The African Chicken Genetic Gains (ACGG) program is built on five “pillars of change”. The first pillar is to make available high producing tropically adapted breeds (hpTAB). The second pillar is to determine farmer-preferred hpTAB. The third pillar is to create public-private partnerships for the delivery of services in the smallholder chicken value chain (SCVC). The fourth pillar is to ensure direct involvement of women in program decisions at all levels. The fifth pillar is the use of an innovation platform for co-creation of solutions with actors of SCVC. Implementation of ACGG in Ethiopia, Nigeria and Tanzania produced significant results in: breed testing by 6,348 smallholders in their own system; chick brooding by 20 mother units; access to finance/markets through the formation of 60 cooperatives and their linkage with microfinance institutions, aggregators and processors; mainstreaming poultry vaccination programs by policy changes that allow use of community animal health workers (CAHW) in Nigeria that previously did not authorize them; opportunities for government livestock regulators to connect with SCVC actors in the villages. ACGG has contributed to the methodology for addressing the challenges and underlining the opportunities and prospects for partnerships between smallholder and commercial poultry in order to improve livelihood of women in the rural communities and the growth of the African economy.

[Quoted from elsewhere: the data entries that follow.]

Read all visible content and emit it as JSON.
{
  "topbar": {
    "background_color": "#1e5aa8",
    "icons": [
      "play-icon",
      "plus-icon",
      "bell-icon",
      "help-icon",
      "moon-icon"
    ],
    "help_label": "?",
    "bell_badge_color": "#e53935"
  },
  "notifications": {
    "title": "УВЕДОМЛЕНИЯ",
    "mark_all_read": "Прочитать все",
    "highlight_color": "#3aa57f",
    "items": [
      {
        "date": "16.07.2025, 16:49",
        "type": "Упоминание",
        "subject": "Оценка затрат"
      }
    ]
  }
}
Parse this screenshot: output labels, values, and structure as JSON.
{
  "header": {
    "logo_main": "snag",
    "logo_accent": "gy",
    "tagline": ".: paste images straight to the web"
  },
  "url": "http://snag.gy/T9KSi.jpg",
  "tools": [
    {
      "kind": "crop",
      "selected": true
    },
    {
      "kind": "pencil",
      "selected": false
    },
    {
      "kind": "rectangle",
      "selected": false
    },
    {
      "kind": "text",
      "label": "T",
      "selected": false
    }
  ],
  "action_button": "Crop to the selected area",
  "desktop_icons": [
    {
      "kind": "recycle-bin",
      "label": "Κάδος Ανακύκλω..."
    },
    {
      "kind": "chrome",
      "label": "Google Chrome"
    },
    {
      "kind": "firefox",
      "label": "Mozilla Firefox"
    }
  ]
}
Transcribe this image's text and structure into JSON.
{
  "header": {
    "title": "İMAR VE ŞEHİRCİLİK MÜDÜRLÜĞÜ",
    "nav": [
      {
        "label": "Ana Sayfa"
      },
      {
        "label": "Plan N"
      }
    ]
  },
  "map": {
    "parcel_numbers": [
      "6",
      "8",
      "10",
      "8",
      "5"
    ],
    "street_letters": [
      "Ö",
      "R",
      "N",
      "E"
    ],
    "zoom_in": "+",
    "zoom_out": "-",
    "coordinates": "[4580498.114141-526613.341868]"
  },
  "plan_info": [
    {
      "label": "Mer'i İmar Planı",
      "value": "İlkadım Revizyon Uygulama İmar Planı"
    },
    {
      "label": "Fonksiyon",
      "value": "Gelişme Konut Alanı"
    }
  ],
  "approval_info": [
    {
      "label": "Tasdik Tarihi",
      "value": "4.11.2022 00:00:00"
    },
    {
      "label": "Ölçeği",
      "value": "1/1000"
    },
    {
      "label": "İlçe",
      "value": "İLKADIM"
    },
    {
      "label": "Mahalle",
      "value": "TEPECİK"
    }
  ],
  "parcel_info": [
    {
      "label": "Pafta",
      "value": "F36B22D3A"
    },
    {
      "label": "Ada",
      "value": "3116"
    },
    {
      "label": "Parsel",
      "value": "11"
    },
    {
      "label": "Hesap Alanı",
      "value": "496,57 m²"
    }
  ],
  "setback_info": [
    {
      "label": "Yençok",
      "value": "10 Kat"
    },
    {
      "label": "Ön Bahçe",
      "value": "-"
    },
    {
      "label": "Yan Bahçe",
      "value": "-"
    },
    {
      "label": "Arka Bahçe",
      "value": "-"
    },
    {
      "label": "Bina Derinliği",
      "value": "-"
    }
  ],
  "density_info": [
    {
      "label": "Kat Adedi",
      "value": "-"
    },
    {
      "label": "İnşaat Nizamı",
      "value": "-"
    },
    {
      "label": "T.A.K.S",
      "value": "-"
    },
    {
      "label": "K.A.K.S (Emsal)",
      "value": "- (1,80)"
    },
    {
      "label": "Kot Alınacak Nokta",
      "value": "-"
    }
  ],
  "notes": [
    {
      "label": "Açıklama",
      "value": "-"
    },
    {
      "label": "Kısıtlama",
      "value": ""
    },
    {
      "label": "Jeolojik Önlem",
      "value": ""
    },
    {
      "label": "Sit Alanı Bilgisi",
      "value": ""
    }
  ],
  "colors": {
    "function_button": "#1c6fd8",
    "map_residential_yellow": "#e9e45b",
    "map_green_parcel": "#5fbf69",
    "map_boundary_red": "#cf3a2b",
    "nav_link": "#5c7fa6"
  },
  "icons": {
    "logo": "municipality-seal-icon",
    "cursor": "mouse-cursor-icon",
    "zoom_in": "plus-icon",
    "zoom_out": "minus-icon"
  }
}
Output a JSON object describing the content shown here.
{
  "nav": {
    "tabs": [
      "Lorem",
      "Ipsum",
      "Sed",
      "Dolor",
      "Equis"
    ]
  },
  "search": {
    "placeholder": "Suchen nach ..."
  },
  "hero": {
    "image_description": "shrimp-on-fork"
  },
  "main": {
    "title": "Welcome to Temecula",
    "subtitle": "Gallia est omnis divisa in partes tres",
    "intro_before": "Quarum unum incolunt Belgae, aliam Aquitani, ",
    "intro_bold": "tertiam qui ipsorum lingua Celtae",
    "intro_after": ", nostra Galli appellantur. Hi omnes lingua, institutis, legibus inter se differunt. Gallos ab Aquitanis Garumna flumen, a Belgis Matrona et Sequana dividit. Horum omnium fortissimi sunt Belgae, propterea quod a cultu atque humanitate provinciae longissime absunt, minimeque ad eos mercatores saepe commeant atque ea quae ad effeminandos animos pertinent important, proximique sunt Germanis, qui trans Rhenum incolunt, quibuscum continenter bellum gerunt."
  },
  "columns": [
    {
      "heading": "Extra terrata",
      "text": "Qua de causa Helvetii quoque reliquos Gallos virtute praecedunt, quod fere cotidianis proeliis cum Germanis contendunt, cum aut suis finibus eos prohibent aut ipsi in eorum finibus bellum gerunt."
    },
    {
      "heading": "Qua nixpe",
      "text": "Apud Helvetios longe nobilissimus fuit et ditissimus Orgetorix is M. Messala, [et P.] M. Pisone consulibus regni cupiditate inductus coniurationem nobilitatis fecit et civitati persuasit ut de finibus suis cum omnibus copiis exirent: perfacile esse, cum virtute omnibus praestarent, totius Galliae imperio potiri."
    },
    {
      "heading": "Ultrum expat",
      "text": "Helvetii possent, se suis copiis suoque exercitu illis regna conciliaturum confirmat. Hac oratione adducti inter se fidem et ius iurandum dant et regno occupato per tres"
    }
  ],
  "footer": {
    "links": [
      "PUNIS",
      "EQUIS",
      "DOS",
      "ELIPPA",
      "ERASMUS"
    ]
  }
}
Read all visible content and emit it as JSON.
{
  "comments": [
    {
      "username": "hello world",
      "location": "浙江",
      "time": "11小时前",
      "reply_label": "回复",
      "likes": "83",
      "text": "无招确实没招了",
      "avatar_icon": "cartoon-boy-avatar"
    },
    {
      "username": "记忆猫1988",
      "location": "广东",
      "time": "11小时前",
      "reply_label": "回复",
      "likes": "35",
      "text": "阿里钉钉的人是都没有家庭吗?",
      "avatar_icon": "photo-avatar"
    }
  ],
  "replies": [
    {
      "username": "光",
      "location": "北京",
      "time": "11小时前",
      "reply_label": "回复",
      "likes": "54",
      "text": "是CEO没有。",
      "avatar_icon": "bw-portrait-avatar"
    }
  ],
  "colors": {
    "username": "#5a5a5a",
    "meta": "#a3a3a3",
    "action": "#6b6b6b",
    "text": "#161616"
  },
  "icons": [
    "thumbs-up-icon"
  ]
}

Sonaiya, E.B., Goromela, E.H., Assefa, G., Bamidele, O., Mbaga, S.H., Abegaz, S., Alemayehu, T., Getachew, F. and Dessie, T. 2019. Doing it differently: A farmer-focused, private sector-driven approach to delivering innovation that works for women in the smallholder chicken value chain. Paper presented at the Seventh All Africa conference on Animal Agriculture, Accra, Ghana, 29 July-2 August 2019.